Metronidazole may cause convulsive seizures and peripheral neuropathy characterized mainly by numbness, tingling, or parasthesia of an extremity, have been reported rarely in patients treated with Nirmet. Peripheral neuropathy is usually reversible if metronidazole is discontinued but may persist in patients who receive prolonged therapy or higher than recommended dosage of the drug.
Metronidazole intravenous infusion should be used with caution in patients receiving corticosteroids and in patients with renal disease cardiovascular disease and predisposed to edema because the infusion contains sodium 0.326%.
Metronidazole intravenous infusion may result in oral, vaginal, or intestinal candidiasis. If superinfection or suprainfection occurs, appropriate therapy should be instituted.
Metronidazole intravenous infusion may cause leucopenia, so metronidazole should be used with care in patients with evidence of or history of blood dyscrasia. Total and differential leucocyte count are recommended before and after therapy.
Patients with severe hepatic disease metabolized metronidazole slowly, with resultant accumulation of metronidazole and its metabolites in the plasma. Accordingly, for such patients, doses below those usually recommended should be administered cautiously.

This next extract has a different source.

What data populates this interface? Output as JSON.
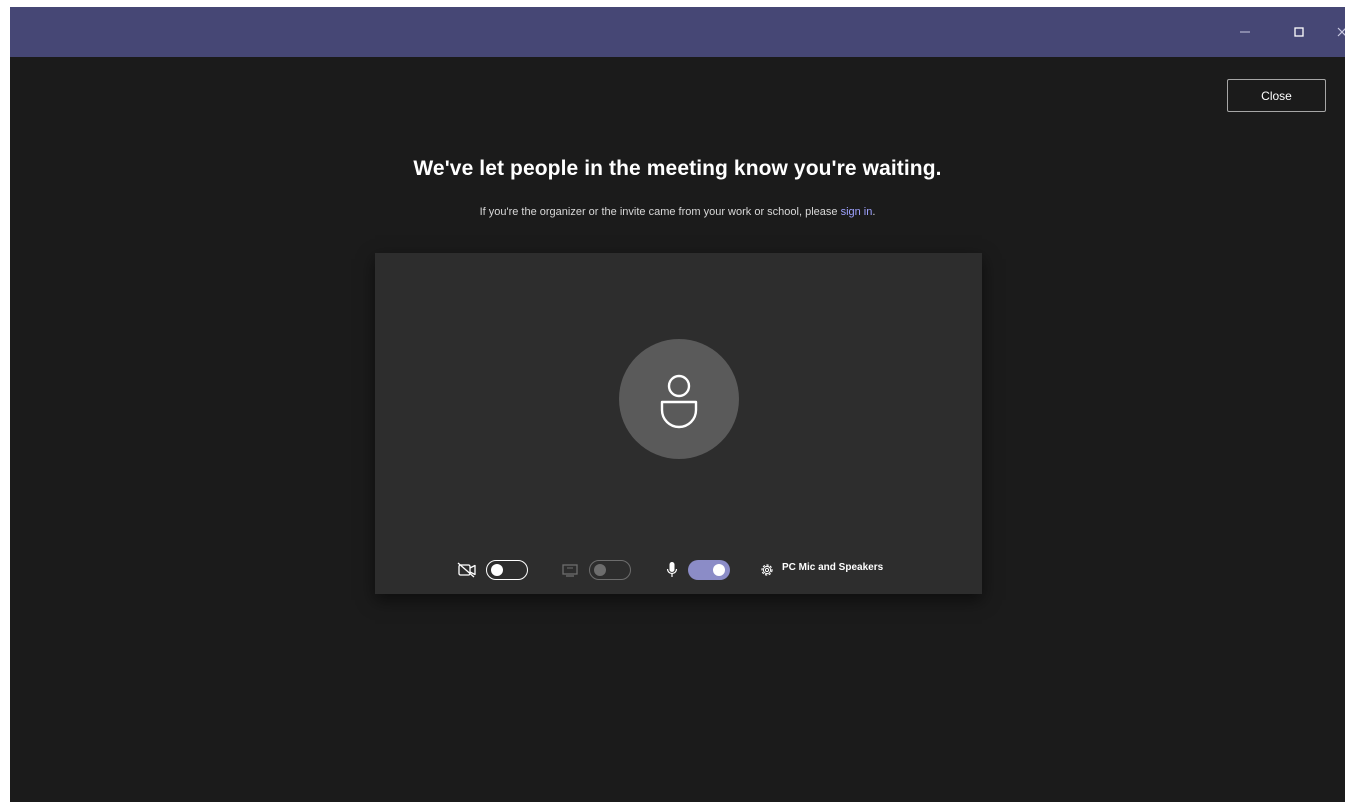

Effects on the Ability to Drive or Operate Machinery: Patients should be warned about the potential for drowsiness, dizziness, confusion, hallucinations, convulsions or transient visual disorders, and advised not to drive or operate machinery if these symptoms occur during therapy of Metronidazole Injection.